Richard Blattner, a Hollywood city commissioner who is chairman of the Broward Metropolitan Planning Organization, is also making the Asia trip. He said there is interest in creating an elevated monorail system along 27th Avenue that could run into Broward, and part of the trip is designed to see which transit mode would work best.
“The focus of this is a new form of monorail,” he said. “Whether that involves maglev or not, I don’t know.”
A draft itinerary released Friday shows stops in Japan and China dedicated to high-speed bullet trains and monorail systems, as well as a maglev facility in Hunan, China that is part of the rail company represented by the Ferrés.
Gimenez, who doesn’t serve on the transportation board, is not part of the July trip to Asia. He made a similar tour of transit options in China and Japan last year as part of a county trade mission. County officials said Genting arranged for Gimenez to tour a CRRC train factory in March 2018, joined by two lobbyists working with Genting who also played key roles in the mayor’s 2016 reelection campaign.
Jesse Manzano-Plaza, a Genting lobbyist, and Ralph Garcia-Toledo, a lobbyist and county subcontractor who works with Genting, both joined Gimenez for the CRRC visit in Zhuzhou, China. County trade director Manny Gonzalez, who organized the trip, said Genting “facilitated” the mayor’s tour of the CRRC facility.
A Genting spokesman did not respond to a request for comment on a potential transit proposal in Miami-Dade. Gimenez also issued a “No comment” Friday when asked if he had seen a Genting proposal for the Baylink route.
However, Gimenez said last year that the topic came up during the 2018 trip to Asia, which included a reception on a cruise ship docked in Hong Kong with Genting Group Chairman Lim Kok Thay. Gimenez said the Genting executive was interested in investing in a baylink system, which would connect the company’s Miami properties with the heart of Miami-Dade’s hotel industry in Miami Beach.
In 2011, Genting paid $236 million for the Miami Herald’s former offices and printing plant next to the MacArthur on the Miami waterfront.

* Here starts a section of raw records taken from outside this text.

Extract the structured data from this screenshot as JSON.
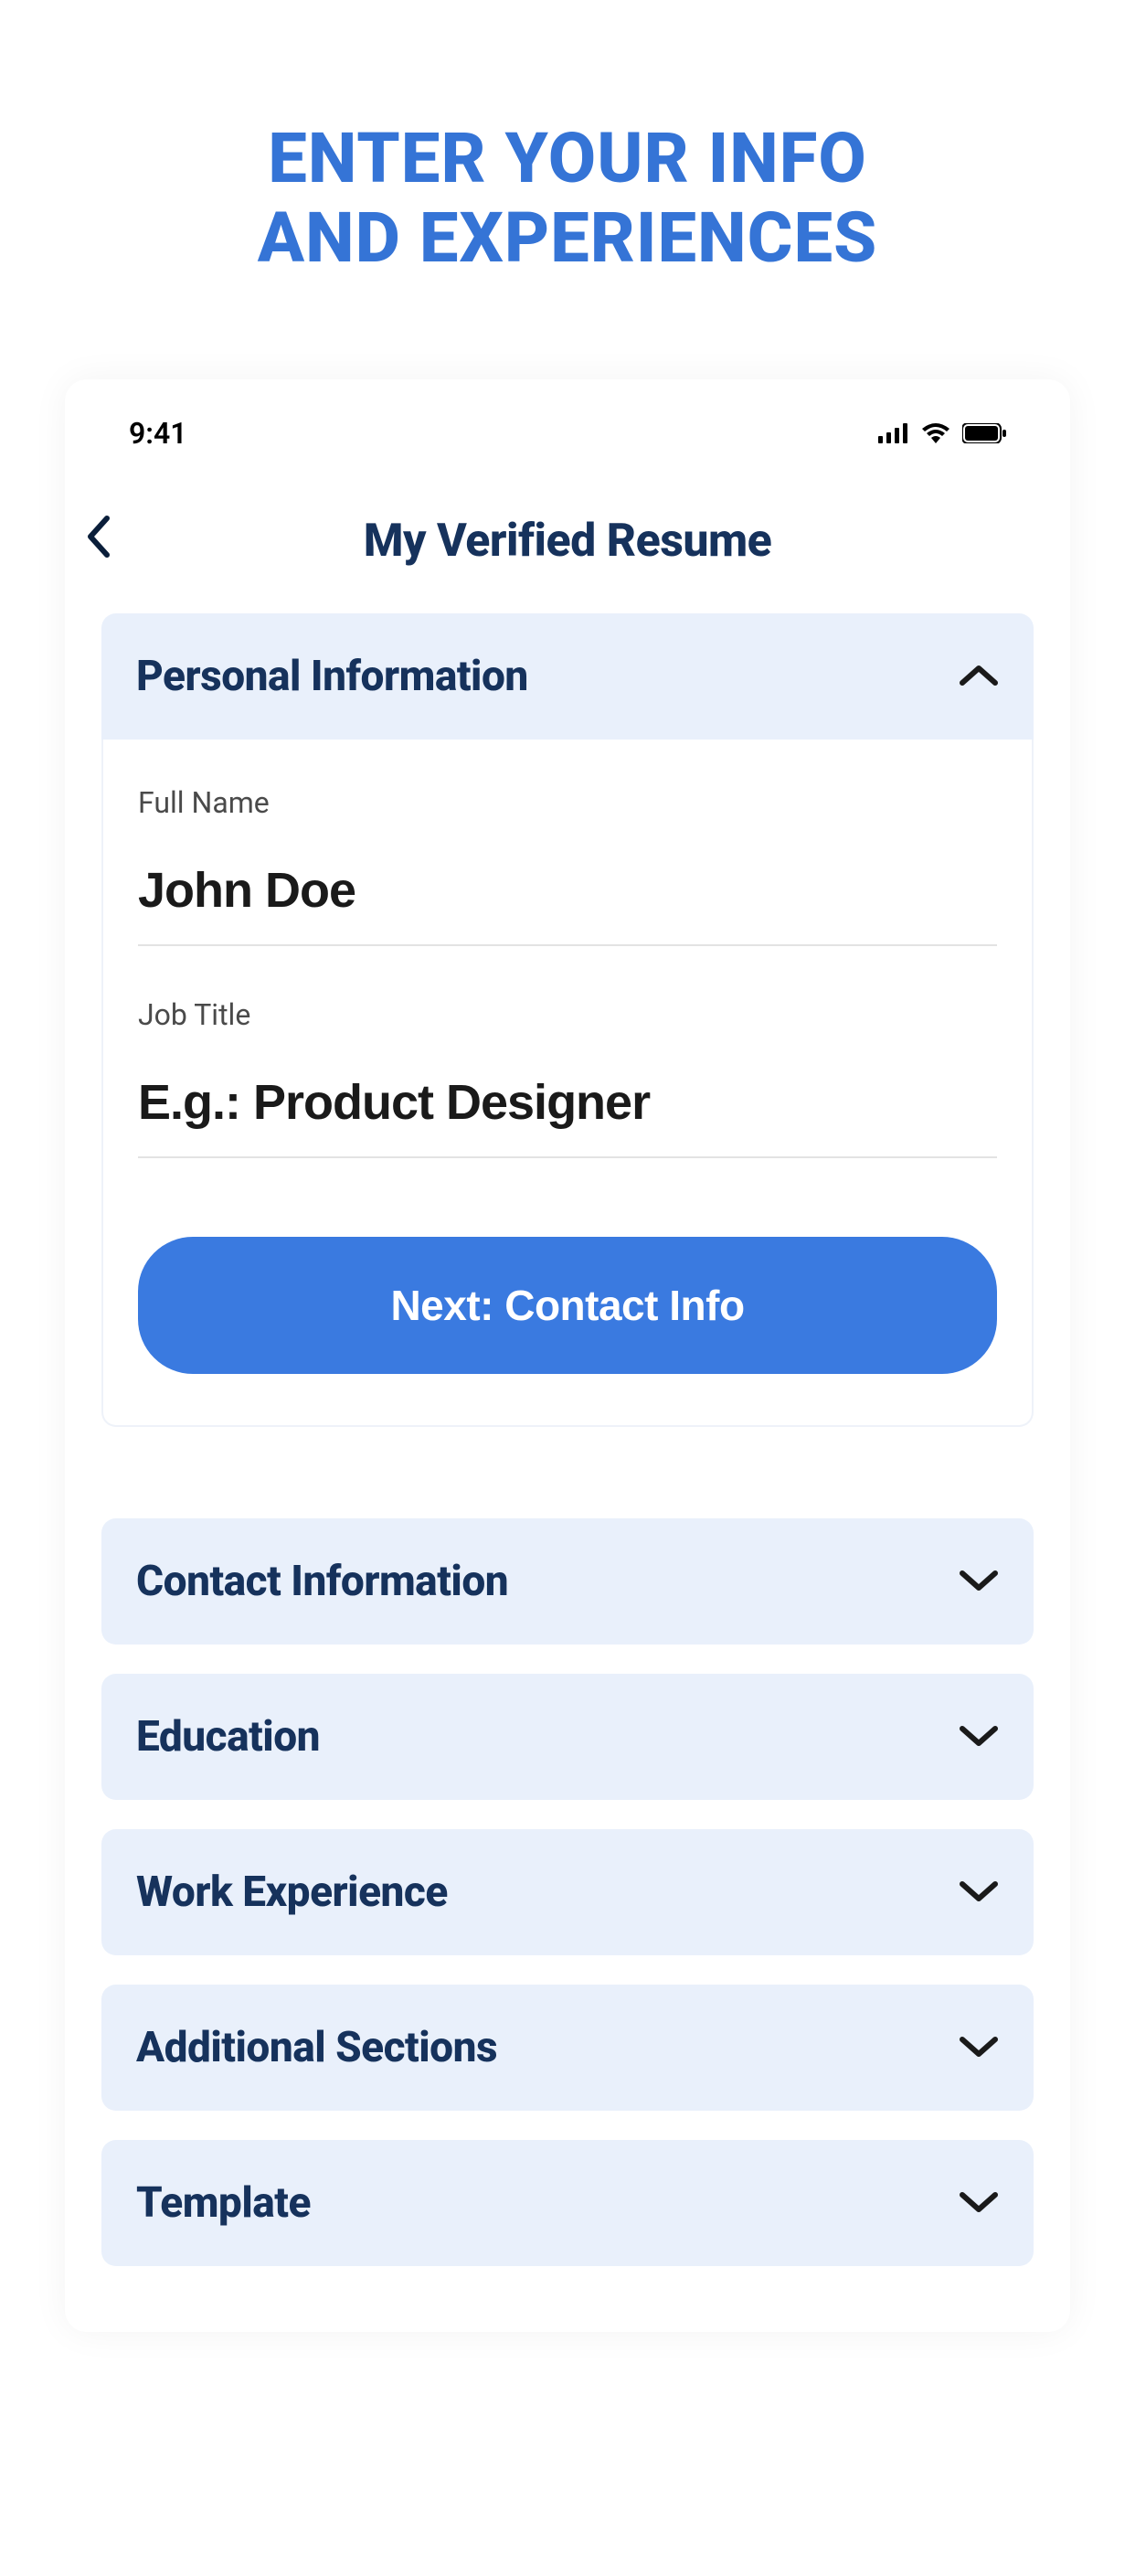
{
  "heading_line1": "ENTER YOUR INFO",
  "heading_line2": "AND EXPERIENCES",
  "status_bar": {
    "time": "9:41"
  },
  "nav": {
    "title": "My Verified Resume"
  },
  "sections": {
    "personal": {
      "title": "Personal Information",
      "fields": {
        "full_name": {
          "label": "Full Name",
          "value": "John Doe"
        },
        "job_title": {
          "label": "Job Title",
          "placeholder": "E.g.: Product Designer"
        }
      },
      "next_button": "Next: Contact Info"
    },
    "contact": {
      "title": "Contact Information"
    },
    "education": {
      "title": "Education"
    },
    "work": {
      "title": "Work Experience"
    },
    "additional": {
      "title": "Additional Sections"
    },
    "template": {
      "title": "Template"
    }
  }
}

The Herald building was demolished but Genting has so far failed to win the change in state gambling laws needed to build a planned casino resort there.
In 2017, Genting won a county contract to build a hotel over a county bus stop next to the former Herald property. The deal also gives Genting a hand in running the adjoining Adrienne Arsht Center Metromover station, with the casino company renovating the station and taking over maintenance of it.
The route between Miami and Miami Beach is one of six commuting corridors that make up the SMART Plan, an effort started in 2016 to redo the county’s transit plans for the routes. The county had already spent $80 million studying 27th Avenue, the beach link and other SMART routes but those reports sat on a shelf so long they’ve become obsolete, according to a 2018 audit studying expenditures through 2011.
Consultants have not yet finished their county-funded study of the beach corridor, part of Miami-Dade’s $24 million budget for SMART consultants, with Florida expected to spend roughly the same. Even with the high budgets, elected leaders are not wedded to consultants’ recommendations.
The Transportation Planning Organization did not ask state consultant WSP USA to present its findings in December when the board brushed aside the recommendation for Metrorail. Instead, board members voted for a broader endorsement of elevated rail, a decision designed to include maglev and other train options.
Adie Tomer, who leads the Metropolitan Infrastructure Initiative for the Brookings think tank in Washington, said efforts to pursue pricey, cutting-edge rail projects for Miami’s suburbs risk delaying simpler fixes, like removing street parking to create dedicated bus lanes to speed commuters downtown.
“You don’t need to always be studying these things,” he said. “Is the right move to invest more in expensive capital infrastructure, regardless of what that technology may be?”